■ **Activity**: Which lines of the listing hold the string "more"? Show each of them.

■ **Provided entries**:
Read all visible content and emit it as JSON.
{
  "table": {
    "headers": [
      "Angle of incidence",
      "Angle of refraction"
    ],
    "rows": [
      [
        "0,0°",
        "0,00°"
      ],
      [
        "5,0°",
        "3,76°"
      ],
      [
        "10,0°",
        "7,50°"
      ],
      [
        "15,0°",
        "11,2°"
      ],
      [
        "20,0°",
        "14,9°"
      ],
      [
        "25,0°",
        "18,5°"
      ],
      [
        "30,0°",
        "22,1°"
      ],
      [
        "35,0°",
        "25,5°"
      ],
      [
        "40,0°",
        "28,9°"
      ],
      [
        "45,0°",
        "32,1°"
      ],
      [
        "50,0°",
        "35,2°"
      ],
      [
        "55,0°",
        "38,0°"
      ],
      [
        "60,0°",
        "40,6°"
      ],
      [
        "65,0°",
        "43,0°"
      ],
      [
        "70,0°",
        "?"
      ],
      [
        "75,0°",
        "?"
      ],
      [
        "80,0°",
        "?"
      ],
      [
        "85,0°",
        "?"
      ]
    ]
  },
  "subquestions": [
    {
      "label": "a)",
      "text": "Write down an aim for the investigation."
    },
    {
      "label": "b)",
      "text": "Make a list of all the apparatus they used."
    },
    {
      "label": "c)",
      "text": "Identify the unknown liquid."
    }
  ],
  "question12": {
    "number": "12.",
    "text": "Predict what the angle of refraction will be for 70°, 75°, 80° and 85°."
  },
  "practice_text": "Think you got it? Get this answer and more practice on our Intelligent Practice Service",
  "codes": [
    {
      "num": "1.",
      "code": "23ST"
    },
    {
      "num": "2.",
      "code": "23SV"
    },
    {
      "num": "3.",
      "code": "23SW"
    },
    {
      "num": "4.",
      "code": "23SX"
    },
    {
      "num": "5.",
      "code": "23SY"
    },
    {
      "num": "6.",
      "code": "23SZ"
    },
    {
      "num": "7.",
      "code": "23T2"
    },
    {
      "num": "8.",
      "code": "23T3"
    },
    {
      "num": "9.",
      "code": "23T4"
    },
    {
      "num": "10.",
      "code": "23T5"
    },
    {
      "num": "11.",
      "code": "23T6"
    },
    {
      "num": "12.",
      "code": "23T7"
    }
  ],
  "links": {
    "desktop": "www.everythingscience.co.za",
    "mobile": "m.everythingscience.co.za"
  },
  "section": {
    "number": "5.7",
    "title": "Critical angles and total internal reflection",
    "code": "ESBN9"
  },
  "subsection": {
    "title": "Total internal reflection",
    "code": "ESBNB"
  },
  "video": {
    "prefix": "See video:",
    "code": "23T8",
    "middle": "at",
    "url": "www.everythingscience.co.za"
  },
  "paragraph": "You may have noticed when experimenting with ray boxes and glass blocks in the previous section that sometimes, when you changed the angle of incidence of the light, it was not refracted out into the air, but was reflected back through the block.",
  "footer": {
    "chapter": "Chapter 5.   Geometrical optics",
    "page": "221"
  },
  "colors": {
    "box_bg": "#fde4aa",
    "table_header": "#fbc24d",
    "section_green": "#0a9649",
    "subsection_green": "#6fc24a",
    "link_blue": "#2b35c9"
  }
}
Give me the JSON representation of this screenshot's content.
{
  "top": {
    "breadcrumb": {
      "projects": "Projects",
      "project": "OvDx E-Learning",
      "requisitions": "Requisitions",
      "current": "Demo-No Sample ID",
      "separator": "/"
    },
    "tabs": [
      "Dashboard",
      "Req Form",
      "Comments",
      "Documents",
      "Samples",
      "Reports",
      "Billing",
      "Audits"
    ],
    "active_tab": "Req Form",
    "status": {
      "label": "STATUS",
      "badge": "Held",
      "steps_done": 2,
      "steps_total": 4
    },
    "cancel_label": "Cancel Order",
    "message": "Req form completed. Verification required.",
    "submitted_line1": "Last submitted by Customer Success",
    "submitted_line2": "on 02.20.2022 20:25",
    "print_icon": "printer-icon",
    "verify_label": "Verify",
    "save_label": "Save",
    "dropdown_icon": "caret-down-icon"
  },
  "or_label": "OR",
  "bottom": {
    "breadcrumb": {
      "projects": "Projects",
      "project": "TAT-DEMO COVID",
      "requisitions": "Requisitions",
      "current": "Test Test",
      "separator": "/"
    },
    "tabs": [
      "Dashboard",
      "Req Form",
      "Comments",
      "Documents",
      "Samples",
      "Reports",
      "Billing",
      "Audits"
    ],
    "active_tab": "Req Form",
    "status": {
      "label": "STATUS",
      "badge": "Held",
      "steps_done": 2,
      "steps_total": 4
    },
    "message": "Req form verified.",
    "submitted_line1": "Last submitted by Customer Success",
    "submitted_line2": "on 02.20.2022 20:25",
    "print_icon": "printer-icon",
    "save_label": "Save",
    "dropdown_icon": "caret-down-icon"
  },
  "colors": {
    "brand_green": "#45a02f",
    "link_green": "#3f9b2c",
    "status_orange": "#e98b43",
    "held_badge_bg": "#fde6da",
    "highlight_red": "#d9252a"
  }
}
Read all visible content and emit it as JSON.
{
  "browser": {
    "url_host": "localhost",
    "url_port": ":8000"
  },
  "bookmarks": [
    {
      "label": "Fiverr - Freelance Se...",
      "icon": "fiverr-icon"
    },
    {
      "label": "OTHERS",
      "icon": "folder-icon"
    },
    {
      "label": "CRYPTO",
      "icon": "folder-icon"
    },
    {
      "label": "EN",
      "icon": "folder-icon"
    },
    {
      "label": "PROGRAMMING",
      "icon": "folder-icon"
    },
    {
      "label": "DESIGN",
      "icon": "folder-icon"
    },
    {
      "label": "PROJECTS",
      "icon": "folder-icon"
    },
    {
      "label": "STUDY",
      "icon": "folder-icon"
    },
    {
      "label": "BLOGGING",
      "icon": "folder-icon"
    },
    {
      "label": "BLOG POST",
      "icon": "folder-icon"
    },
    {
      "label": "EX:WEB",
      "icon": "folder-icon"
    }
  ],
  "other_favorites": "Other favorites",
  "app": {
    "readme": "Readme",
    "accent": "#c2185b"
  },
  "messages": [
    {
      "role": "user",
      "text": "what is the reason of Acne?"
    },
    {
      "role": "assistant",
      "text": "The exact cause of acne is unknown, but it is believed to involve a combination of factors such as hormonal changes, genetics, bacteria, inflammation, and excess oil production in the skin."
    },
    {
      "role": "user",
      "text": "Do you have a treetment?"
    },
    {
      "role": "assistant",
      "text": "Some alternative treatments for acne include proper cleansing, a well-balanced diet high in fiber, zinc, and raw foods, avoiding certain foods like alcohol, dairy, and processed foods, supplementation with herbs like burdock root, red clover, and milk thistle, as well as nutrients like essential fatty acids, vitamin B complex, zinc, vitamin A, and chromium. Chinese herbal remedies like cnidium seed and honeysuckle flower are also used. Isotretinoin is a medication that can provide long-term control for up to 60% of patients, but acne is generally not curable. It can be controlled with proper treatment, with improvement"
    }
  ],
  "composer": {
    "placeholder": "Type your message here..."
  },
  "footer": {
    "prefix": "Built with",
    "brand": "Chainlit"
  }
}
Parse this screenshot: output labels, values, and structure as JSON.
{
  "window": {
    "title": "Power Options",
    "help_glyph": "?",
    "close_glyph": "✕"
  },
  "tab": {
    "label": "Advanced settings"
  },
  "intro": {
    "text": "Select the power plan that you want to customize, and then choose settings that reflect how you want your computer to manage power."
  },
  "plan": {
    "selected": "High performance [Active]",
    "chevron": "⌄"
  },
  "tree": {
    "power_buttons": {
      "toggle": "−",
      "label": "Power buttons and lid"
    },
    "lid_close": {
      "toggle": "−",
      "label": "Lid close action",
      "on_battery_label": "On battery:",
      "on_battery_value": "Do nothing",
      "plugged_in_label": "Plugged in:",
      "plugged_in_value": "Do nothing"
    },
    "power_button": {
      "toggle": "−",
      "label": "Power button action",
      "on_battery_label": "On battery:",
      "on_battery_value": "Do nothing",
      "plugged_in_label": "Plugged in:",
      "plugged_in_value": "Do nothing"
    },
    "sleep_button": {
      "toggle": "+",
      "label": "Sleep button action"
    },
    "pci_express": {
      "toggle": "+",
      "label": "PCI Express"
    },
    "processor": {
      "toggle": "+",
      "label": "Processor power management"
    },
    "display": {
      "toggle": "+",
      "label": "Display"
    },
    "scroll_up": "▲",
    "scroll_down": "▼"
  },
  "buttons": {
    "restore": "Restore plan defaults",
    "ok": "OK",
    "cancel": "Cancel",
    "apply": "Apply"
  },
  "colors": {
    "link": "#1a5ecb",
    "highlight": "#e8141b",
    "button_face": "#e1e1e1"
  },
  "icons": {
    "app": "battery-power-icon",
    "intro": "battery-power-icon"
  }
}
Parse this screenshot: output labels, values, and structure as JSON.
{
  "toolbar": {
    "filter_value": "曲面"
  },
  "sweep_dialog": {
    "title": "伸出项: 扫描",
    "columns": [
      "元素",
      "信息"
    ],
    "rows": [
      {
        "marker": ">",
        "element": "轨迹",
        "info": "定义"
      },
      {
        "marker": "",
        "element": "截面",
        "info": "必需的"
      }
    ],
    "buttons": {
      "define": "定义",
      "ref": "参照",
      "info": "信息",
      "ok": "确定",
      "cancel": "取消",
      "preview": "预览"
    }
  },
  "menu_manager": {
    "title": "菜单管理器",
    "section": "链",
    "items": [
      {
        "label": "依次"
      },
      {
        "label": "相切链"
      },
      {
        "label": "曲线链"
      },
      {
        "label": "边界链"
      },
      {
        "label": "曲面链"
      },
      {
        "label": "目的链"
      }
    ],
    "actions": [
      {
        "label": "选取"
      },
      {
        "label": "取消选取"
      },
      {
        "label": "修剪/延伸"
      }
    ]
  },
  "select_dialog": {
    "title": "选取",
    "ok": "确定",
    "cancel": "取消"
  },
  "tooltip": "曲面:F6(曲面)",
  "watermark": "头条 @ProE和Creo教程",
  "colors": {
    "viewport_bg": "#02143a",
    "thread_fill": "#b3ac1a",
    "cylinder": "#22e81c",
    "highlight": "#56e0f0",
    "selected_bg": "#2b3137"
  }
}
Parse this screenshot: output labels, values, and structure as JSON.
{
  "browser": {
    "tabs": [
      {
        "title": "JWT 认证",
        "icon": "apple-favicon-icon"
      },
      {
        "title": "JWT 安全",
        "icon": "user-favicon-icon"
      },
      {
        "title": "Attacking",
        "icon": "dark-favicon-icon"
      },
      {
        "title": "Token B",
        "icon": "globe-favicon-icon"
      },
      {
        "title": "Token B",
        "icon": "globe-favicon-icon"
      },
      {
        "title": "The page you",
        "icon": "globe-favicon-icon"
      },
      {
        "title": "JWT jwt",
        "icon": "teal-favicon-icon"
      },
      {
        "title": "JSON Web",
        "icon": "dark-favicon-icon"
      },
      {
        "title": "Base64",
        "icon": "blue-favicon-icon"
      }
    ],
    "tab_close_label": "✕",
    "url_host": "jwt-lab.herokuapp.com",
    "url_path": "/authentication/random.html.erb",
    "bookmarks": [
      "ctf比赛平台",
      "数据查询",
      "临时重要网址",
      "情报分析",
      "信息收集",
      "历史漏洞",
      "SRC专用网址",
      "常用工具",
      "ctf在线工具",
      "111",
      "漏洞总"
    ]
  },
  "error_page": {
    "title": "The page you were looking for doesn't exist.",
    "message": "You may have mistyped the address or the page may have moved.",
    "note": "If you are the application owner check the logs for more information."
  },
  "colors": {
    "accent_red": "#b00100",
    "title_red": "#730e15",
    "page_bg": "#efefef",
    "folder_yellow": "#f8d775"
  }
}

■ **Reply**:
  "practice_text": "Think you got it? Get this answer and more practice on our Intelligent Practice Service",
    "note": "If you are the application owner check the logs for more information."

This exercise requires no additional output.